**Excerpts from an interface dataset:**
..........
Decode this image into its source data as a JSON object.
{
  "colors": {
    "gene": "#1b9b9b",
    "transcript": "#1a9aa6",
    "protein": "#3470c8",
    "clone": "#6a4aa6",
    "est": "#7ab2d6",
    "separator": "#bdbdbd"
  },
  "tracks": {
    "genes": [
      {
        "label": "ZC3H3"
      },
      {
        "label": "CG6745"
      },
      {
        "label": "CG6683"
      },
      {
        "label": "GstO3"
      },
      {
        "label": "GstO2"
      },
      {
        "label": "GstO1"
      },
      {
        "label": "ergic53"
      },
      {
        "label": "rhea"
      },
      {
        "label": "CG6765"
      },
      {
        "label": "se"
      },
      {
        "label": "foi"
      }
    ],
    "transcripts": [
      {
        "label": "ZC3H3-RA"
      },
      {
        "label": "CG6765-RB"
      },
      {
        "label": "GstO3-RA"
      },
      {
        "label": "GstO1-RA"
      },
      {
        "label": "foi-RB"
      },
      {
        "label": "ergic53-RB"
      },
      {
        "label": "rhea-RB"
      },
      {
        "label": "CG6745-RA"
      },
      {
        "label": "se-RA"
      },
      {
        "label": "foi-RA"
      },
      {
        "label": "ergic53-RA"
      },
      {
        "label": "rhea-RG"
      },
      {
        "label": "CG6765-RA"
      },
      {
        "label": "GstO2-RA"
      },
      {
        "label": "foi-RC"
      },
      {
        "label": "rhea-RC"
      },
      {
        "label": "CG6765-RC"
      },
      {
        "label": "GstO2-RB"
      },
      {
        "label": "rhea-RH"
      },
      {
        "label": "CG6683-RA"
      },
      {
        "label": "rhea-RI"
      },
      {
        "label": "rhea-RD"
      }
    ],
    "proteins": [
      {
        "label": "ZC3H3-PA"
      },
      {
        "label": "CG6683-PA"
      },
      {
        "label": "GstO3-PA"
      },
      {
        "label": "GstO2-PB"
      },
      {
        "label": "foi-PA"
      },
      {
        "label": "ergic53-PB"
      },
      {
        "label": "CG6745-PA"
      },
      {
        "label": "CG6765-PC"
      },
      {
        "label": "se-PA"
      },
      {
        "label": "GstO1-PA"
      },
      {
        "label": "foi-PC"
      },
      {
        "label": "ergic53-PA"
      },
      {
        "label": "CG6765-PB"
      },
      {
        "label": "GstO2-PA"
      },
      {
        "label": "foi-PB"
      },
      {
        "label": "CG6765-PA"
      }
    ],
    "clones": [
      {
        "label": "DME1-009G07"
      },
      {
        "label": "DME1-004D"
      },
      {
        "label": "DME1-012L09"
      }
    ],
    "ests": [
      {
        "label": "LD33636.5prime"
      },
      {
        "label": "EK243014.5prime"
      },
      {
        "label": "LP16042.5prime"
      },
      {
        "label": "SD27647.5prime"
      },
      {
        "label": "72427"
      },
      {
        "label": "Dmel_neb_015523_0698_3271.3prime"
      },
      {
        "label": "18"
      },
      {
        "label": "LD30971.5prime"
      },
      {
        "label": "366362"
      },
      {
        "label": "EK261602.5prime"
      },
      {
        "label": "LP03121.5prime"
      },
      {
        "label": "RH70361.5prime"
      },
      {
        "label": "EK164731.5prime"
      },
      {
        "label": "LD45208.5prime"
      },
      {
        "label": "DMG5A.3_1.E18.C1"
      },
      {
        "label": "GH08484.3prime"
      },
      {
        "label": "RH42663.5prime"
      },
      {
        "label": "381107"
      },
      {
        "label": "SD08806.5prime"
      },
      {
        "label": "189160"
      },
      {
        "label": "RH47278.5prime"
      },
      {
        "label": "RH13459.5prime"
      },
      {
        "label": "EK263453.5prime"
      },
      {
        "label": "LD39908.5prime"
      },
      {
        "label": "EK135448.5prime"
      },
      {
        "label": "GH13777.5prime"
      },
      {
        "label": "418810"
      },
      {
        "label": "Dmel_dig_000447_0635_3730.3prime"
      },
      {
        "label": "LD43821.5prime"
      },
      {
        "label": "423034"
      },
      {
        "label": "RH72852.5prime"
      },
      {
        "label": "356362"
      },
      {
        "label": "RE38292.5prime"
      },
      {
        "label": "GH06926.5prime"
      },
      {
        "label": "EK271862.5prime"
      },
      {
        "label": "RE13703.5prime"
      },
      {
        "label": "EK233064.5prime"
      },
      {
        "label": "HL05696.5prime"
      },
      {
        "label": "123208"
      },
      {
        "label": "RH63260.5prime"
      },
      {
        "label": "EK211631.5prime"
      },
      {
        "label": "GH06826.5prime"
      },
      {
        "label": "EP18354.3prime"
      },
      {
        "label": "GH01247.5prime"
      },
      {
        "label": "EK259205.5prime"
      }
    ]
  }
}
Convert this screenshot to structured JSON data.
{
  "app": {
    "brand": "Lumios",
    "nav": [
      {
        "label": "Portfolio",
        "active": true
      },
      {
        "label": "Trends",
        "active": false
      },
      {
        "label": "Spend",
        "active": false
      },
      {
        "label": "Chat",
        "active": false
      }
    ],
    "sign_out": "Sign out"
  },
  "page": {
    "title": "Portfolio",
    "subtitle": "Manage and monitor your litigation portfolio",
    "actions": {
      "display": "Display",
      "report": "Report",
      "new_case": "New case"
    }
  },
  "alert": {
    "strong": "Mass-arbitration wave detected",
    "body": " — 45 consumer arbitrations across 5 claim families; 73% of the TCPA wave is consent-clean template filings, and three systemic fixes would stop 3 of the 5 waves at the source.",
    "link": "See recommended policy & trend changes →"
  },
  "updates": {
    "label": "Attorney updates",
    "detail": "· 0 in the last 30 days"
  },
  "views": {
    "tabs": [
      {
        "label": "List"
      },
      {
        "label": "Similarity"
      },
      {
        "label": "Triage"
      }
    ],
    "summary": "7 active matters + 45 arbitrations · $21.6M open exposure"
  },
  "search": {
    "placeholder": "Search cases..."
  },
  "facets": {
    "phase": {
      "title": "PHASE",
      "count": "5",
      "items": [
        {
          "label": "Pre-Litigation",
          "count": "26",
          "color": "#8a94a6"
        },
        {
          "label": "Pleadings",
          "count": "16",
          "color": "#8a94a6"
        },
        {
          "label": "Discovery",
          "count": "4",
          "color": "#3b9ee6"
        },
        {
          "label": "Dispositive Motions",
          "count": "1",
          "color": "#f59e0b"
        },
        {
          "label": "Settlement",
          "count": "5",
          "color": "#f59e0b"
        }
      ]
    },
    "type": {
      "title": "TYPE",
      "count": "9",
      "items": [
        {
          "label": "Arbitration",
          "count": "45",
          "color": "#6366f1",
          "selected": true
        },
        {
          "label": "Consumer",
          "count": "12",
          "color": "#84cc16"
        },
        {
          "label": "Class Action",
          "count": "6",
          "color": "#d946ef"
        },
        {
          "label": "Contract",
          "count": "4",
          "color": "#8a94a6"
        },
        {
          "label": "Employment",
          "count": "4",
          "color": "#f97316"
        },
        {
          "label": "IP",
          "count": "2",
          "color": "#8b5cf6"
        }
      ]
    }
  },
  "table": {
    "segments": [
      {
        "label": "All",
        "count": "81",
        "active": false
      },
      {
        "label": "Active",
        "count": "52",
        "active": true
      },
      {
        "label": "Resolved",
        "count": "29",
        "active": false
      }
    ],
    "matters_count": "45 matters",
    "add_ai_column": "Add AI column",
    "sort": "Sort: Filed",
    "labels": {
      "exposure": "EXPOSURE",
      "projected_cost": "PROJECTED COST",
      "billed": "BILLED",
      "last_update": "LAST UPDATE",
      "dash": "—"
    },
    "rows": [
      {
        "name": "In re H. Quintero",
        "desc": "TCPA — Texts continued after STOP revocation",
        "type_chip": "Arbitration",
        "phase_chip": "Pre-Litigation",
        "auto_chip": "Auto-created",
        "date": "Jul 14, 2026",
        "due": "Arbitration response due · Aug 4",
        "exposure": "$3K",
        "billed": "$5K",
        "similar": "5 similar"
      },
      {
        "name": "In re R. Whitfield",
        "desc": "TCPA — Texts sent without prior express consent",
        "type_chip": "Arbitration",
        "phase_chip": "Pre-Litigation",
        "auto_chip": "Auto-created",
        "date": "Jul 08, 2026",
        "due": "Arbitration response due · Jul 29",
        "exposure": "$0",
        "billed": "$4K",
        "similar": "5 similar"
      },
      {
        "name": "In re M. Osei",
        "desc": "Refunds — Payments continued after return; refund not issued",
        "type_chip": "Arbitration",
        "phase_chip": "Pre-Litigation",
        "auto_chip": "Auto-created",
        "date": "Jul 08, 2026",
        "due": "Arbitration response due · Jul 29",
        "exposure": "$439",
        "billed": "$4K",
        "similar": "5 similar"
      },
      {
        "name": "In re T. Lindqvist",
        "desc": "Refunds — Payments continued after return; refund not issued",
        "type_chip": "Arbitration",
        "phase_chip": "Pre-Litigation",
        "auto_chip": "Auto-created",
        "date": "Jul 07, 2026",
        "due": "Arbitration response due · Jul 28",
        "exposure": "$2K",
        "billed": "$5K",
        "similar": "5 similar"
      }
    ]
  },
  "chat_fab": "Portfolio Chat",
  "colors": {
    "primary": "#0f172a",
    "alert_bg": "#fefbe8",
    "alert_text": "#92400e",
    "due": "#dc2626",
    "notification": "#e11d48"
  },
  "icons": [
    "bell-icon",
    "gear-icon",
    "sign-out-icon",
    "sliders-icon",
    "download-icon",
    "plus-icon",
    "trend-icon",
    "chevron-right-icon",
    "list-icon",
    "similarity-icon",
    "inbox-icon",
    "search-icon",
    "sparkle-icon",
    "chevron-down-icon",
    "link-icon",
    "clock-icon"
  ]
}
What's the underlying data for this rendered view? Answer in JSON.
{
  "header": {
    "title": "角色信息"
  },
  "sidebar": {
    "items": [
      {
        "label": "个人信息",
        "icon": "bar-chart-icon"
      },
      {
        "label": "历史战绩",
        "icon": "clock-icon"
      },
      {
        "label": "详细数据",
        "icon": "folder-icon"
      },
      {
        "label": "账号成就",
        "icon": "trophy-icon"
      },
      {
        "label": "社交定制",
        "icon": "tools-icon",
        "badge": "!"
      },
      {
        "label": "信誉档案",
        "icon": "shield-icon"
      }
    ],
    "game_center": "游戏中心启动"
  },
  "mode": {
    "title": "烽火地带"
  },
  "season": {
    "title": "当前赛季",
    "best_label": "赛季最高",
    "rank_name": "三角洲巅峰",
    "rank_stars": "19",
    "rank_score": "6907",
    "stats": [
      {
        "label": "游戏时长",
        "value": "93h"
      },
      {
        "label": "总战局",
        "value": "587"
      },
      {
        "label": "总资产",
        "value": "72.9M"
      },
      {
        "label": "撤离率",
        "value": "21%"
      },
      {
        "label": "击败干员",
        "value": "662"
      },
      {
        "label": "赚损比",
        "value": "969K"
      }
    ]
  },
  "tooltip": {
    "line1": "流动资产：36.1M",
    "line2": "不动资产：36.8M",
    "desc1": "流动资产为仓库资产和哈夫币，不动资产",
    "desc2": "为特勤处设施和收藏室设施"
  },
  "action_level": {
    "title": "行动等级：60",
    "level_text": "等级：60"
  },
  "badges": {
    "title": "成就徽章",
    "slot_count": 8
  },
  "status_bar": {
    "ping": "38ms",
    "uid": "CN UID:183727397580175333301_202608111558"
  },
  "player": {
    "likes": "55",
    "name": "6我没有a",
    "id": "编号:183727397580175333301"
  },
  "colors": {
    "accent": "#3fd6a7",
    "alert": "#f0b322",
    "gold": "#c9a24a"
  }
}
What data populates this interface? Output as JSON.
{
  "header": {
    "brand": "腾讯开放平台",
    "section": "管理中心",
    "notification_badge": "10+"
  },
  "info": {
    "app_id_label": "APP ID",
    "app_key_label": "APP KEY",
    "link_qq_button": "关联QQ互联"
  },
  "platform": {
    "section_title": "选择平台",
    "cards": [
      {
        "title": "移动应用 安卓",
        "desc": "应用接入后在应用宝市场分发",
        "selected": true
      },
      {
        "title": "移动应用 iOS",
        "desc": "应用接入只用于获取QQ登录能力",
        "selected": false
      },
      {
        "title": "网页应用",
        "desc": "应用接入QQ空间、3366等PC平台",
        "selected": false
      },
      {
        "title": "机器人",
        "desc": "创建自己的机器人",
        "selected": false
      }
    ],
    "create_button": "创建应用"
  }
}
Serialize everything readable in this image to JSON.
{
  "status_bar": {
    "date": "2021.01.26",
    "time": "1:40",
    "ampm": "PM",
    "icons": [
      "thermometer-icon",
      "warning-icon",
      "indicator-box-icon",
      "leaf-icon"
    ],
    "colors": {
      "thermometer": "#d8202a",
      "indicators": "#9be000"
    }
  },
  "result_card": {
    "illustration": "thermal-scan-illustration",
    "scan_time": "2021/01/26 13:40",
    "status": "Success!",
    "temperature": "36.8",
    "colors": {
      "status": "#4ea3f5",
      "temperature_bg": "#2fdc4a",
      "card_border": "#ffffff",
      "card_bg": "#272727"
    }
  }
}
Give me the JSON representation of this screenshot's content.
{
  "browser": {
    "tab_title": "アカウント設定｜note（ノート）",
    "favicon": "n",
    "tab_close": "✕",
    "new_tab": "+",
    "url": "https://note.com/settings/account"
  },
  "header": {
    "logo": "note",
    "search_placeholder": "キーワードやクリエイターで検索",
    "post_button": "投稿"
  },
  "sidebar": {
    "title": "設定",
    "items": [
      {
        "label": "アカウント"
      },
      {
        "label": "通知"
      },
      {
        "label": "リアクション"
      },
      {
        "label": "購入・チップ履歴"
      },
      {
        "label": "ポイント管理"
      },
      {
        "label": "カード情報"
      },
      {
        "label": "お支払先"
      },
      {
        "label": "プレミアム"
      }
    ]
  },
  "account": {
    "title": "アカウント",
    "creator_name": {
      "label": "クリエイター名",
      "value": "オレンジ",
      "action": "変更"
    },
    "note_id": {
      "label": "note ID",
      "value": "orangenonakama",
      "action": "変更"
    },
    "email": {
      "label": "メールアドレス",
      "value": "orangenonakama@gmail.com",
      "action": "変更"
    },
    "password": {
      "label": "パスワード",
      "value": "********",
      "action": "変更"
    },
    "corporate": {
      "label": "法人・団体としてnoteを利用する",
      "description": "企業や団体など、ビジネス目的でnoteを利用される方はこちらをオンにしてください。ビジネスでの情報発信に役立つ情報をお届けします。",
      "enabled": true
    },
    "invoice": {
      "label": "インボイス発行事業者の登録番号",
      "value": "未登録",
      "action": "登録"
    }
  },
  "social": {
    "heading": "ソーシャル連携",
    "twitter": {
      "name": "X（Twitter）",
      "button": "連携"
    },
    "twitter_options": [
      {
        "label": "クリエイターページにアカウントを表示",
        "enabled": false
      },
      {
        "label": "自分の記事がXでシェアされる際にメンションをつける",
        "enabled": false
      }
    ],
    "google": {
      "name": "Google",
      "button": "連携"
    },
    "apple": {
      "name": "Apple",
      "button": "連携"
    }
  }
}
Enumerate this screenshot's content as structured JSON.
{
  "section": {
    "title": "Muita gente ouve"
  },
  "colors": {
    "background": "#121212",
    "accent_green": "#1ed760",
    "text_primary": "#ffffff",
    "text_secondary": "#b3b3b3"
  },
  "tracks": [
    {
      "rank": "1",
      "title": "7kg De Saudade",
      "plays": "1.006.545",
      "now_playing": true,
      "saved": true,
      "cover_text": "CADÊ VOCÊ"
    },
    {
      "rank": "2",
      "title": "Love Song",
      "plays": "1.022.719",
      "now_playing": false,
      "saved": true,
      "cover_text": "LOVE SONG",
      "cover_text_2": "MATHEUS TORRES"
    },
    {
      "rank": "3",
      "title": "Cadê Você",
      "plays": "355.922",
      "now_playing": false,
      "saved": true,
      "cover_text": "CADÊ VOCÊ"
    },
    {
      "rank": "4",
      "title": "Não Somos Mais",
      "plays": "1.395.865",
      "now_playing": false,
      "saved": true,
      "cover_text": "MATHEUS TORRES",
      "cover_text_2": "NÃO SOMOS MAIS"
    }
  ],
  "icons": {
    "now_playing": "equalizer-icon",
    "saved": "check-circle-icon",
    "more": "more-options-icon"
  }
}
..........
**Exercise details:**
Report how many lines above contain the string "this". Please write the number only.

**Task solution:**
7